> _WORK ORDER_
A single number is expected: the count of lines below where the word "value" occurs.

> _THE DATA_
^^^^

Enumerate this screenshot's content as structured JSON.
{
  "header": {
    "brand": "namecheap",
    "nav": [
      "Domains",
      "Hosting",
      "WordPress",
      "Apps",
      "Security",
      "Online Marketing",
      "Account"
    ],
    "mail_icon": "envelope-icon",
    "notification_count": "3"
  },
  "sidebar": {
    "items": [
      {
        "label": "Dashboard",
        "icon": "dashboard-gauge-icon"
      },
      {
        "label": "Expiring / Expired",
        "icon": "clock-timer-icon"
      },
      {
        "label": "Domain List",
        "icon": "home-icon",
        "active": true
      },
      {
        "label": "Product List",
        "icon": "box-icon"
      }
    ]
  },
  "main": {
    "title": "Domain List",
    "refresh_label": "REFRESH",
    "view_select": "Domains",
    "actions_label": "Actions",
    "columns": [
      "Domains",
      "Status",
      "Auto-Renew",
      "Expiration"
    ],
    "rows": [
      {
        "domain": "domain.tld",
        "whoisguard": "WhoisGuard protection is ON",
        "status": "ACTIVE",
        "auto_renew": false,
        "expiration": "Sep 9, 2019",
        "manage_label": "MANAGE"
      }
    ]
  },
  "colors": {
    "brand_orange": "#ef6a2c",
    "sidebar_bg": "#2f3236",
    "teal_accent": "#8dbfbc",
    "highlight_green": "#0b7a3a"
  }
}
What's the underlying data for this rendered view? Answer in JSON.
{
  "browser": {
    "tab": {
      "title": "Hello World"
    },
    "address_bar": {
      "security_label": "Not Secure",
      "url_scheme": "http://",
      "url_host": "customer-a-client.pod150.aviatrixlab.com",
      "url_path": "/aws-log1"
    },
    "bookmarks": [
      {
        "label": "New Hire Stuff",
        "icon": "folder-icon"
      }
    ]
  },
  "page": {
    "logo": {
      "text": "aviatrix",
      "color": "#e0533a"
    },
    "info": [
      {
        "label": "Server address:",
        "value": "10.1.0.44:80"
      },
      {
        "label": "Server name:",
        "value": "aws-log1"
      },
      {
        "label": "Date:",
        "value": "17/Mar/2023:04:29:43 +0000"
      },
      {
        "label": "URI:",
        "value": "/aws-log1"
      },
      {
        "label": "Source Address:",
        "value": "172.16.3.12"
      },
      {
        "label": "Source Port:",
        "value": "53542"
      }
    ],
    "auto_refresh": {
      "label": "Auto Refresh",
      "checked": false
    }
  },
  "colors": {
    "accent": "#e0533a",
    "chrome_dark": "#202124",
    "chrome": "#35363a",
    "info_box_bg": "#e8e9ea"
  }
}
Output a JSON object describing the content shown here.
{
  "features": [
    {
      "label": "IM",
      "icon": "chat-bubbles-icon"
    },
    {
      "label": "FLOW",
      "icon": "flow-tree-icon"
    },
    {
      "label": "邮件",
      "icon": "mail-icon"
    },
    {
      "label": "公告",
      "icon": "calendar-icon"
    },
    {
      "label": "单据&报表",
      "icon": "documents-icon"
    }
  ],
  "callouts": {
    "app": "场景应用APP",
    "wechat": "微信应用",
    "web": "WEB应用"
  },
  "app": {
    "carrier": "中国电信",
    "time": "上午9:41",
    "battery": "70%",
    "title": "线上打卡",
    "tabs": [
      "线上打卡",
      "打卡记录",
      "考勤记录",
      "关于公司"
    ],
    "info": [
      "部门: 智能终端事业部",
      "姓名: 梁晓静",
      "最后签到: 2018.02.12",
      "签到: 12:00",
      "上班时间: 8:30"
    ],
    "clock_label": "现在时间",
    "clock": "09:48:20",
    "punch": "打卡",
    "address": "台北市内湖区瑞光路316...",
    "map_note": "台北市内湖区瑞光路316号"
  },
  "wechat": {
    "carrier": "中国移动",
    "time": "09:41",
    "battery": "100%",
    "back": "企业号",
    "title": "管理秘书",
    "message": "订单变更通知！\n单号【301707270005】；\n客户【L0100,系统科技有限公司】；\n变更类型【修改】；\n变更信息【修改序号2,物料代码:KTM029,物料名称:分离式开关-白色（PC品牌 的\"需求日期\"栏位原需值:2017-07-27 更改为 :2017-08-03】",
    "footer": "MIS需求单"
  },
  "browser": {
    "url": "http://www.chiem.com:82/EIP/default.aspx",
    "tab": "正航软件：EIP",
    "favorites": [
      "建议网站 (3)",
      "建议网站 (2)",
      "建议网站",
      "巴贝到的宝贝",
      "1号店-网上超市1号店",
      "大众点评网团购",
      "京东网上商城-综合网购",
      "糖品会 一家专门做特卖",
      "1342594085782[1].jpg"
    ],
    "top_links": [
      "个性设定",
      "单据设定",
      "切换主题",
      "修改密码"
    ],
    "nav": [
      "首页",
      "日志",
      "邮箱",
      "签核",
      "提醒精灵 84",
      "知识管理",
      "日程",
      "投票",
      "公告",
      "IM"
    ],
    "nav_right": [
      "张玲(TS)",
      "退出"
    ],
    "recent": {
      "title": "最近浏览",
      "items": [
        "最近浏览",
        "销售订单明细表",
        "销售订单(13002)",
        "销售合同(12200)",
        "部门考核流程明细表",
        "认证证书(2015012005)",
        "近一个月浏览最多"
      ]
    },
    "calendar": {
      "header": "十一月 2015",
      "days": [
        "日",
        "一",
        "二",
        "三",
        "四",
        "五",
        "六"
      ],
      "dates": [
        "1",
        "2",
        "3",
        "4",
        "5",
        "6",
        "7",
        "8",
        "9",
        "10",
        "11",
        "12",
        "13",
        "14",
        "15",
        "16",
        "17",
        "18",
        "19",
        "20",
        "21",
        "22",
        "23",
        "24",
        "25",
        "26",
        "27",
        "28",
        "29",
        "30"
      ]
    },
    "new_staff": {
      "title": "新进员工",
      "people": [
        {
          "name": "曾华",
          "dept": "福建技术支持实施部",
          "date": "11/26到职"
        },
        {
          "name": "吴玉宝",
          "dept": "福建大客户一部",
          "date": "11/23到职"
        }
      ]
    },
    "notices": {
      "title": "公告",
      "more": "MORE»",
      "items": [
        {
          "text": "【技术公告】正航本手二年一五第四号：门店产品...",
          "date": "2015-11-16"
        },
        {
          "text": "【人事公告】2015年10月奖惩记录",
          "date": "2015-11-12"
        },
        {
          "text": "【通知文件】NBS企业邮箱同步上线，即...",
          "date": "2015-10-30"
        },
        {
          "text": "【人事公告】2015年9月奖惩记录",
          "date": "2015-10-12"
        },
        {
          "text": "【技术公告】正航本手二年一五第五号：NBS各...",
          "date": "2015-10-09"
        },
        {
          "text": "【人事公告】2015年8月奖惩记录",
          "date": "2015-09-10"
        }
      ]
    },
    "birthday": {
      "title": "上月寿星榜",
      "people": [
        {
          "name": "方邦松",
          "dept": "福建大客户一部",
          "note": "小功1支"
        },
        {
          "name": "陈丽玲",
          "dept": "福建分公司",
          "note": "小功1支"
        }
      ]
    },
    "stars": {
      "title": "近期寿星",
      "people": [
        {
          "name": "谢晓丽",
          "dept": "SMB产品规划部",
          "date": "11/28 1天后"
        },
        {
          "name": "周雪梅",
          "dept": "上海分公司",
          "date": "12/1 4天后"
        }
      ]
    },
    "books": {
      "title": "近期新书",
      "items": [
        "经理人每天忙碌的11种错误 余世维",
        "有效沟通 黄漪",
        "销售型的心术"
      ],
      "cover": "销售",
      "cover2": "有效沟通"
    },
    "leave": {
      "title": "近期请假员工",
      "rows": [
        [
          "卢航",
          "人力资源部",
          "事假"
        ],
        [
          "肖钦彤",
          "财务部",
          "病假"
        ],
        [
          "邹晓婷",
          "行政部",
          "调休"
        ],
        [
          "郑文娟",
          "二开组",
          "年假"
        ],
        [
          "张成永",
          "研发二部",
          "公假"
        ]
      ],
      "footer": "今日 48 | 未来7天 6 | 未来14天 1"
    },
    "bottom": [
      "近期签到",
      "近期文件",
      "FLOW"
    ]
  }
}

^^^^

> _SOLUTION TO THE PROBLEM_
6